Menard’s victory made him the 14th different winner in 20 Sprint Cup races this season; one more than in all of 2010. With drivers like Dale Earnhardt, Jr., Tony Stewart, Clint Bowyer, Kasey Kahne, Greg Biffle and Juan Pablo Montoya yet to visit Victory Lane, it’s conceivable that 20 different drivers – or more -- could hoist the winner’s hardware before season’s end. Menard was also the 10th different winner in the last 13 superspeedway races; proof positive of a competitive era unrivaled in the history of the sport.
While the numbers added-up in NASCAR’s favor Sunday, the big winner was Menard, whose father, John, has owned and sponsored cars in the Indianapolis 500 for decades, but never gotten closer to the brass ring than a third-place finish with Al Unser, Sr. in 1992. "I've been coming here since I was a little kid, and my dad's been trying to win here for 35 years," said a champagne-drenched Menard afterward. “I saw my dad as soon as we pulled into Victory Lane. He came up to the window and I said, ‘35 years of trying here… this one's for you.’ It’s definitely for him. He's put a lot of time and energy into winning at Indy. It's just a big deal.”
Menard smiled when asked about outrunning home-state drivers Jeff Gordon, Tony Stewart and Ryan Newman for the Brickyard victory. “I'm not an Indiana native, but Wisconsin is not far away,” he said. "I spent a hell of a lot of time here as a kid, and I’ve probably been here more days than all three of them combined. It’s a special place for us. There's a lot of emotion. I can't believe we won Indy. This is big."
“It was Paul's day,” said the elder Menard as his son prepared to kiss the legendary Indianapolis Motor Speedway Yard of Bricks. “He came down here as a very little guy. I remember smuggling him into the garage because he was too young to be in there. He would be sitting on the workbench back there behaving himself. He had to be quiet or the yellow shirts would throw him out. He was there, always interested. He wanted to be a race-car driver.
“Our whole family has been at the Speedway for so long. We all tried very hard. I'm just a proud father right now.”
Menard became the first driver to win his first career Sprint Cup race at Indy, pushing himself into the thick of the championship picture with a jump from 19th to 14th in points. He also validated Childress’ off-season decision to hire him, after the soft-spoken Wisconsin native failed to win in stints with Andy Petree Racing, Dale Earnhardt, Inc., Yates Racing and Richard Petty Motorsports.
Sunday’s win was the 98th for RCR, tying Childress with the legendary Wood Brothers for fifth place (fourth among active teams) on the all-time list. Best of all, it silenced – hopefully forever – the whispers of “Rent a Ride” that have dogged Menard since his earliest days in the sport.

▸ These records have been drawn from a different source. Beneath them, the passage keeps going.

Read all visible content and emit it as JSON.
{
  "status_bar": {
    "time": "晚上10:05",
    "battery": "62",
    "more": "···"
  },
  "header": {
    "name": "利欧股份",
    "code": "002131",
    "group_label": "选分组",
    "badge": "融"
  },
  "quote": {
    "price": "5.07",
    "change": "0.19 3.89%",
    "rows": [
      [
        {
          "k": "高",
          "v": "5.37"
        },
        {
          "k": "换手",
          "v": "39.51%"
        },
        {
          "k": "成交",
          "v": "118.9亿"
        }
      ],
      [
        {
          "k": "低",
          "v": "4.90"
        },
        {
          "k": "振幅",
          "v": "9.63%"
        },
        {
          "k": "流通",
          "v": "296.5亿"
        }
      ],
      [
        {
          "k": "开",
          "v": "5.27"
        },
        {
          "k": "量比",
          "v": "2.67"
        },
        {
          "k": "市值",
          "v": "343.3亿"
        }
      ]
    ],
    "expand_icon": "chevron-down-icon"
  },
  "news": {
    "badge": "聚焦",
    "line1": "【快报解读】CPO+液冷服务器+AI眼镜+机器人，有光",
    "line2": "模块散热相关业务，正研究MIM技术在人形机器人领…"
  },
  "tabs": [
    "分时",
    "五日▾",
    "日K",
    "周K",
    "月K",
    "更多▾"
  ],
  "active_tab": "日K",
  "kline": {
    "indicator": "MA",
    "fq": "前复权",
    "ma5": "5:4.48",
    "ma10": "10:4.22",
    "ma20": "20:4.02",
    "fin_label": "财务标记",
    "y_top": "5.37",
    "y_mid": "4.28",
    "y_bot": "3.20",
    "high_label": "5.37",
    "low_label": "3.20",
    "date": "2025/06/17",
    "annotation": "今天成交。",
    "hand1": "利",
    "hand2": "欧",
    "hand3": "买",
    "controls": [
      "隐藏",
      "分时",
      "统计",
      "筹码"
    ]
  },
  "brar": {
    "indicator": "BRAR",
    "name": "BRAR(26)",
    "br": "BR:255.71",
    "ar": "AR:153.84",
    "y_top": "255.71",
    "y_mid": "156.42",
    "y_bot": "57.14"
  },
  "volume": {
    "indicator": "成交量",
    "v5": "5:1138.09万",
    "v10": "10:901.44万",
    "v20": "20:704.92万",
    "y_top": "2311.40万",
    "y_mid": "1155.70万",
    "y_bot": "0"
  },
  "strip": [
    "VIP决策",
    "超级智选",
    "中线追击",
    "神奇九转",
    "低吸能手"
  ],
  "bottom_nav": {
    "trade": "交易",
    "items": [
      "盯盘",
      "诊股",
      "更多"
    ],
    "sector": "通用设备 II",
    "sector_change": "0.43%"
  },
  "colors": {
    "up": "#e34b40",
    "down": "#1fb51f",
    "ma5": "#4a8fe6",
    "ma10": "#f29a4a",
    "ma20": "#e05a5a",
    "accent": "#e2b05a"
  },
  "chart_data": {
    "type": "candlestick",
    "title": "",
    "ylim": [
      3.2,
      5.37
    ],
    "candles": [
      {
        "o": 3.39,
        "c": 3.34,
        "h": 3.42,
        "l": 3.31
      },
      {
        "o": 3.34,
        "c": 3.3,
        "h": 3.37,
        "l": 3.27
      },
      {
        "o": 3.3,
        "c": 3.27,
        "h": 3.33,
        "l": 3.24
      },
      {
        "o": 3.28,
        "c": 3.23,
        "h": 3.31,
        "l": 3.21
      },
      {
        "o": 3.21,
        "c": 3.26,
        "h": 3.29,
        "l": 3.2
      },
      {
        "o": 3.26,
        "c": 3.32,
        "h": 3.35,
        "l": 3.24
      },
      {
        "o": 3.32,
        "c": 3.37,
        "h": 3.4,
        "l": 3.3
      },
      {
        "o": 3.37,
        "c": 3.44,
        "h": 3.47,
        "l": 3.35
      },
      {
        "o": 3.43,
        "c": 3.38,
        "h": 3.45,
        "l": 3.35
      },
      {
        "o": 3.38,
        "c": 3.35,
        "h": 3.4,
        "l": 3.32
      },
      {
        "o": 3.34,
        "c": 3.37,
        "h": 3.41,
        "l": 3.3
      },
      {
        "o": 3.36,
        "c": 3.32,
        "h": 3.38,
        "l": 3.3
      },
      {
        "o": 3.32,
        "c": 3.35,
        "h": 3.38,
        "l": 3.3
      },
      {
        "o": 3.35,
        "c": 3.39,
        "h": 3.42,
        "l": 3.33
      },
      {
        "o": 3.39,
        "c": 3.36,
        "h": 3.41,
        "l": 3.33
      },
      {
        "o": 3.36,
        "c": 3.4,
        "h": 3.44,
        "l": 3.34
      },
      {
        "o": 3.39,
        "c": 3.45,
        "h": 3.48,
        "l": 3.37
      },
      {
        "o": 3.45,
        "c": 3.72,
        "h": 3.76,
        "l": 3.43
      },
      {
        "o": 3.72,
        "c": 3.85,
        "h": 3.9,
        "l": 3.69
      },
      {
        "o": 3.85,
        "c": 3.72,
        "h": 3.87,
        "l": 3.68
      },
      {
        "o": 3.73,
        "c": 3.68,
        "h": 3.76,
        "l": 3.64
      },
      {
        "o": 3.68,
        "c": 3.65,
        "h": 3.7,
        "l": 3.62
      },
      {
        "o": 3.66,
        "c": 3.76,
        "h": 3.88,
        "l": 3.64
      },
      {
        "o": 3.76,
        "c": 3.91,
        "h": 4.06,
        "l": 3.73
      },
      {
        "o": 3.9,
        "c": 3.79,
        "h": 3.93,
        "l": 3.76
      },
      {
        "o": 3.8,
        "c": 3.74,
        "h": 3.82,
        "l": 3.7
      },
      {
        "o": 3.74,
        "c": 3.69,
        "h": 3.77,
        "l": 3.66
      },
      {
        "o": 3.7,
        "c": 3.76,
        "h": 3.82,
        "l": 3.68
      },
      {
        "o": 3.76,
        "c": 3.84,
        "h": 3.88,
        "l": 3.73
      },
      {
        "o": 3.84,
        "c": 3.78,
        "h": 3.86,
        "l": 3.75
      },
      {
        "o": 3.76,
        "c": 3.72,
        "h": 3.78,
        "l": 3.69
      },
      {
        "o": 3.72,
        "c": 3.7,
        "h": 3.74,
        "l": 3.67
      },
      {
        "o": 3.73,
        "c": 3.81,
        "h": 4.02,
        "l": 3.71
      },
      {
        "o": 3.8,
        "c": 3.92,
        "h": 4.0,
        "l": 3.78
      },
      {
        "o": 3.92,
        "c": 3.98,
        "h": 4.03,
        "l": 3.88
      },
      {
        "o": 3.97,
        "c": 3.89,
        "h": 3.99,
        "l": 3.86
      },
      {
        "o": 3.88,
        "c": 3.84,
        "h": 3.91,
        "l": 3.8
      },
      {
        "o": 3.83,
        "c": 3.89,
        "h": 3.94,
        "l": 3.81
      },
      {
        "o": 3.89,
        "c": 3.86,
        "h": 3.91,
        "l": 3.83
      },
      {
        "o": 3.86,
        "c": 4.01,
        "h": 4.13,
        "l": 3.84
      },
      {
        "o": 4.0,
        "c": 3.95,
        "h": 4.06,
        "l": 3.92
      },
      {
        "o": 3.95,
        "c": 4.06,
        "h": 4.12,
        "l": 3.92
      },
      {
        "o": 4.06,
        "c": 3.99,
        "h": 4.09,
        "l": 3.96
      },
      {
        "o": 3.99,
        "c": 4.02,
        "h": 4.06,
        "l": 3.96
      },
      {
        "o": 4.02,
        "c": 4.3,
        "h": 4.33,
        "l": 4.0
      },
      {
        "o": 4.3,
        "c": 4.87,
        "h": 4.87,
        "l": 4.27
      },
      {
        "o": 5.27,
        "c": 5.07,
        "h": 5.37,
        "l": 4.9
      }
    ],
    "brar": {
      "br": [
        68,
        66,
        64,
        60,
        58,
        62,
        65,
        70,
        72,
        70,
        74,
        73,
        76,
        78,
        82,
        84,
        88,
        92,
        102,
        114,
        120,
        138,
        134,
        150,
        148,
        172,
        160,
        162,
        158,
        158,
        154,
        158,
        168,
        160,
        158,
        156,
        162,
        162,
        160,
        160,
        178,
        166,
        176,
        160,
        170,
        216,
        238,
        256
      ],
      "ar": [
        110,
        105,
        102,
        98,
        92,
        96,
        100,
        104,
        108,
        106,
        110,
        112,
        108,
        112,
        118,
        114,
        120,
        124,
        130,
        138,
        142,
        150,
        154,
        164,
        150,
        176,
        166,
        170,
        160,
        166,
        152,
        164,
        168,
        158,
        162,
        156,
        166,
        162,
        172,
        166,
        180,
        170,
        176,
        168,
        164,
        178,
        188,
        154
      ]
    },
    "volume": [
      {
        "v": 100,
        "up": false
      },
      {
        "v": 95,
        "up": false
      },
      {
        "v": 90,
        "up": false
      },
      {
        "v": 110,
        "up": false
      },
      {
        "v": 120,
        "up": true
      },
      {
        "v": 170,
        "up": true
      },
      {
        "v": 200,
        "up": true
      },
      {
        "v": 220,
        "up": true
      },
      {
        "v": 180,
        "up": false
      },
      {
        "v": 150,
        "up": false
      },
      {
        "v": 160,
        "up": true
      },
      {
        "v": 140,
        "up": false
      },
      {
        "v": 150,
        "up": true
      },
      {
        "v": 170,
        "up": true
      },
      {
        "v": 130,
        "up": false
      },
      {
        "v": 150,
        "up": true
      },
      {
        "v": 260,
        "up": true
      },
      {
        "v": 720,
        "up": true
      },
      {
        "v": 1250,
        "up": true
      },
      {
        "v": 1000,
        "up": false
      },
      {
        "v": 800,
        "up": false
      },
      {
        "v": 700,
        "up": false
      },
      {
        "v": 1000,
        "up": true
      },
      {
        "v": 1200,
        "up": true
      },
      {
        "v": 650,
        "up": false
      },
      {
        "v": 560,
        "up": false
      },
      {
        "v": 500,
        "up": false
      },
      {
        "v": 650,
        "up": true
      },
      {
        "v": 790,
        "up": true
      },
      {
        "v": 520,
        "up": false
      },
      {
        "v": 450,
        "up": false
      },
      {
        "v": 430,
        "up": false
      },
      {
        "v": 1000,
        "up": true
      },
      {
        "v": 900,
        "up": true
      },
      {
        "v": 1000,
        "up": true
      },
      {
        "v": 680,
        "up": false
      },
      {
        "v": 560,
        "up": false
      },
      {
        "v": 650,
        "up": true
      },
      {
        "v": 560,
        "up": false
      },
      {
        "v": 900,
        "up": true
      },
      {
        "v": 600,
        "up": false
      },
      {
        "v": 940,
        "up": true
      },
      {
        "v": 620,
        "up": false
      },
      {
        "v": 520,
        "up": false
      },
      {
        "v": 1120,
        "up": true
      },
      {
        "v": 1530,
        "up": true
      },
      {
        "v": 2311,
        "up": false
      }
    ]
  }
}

If the regular season ended today, Menard and Denny Hamlin would claim the Wild Card berths for the 2011 Chase. If he is able to triumph again at Atlanta Motor Speedway on Labor Day, he’ll pocket a cool million dollars for winning the Sprint Summer Showdown. Those two facts should go a long way toward putting any further discussion of “daddy’s money” to rest, once and for all.
Paul Menard is a Sprint Cup Series winner at last, and he did it on one of the grandest stages in the sport.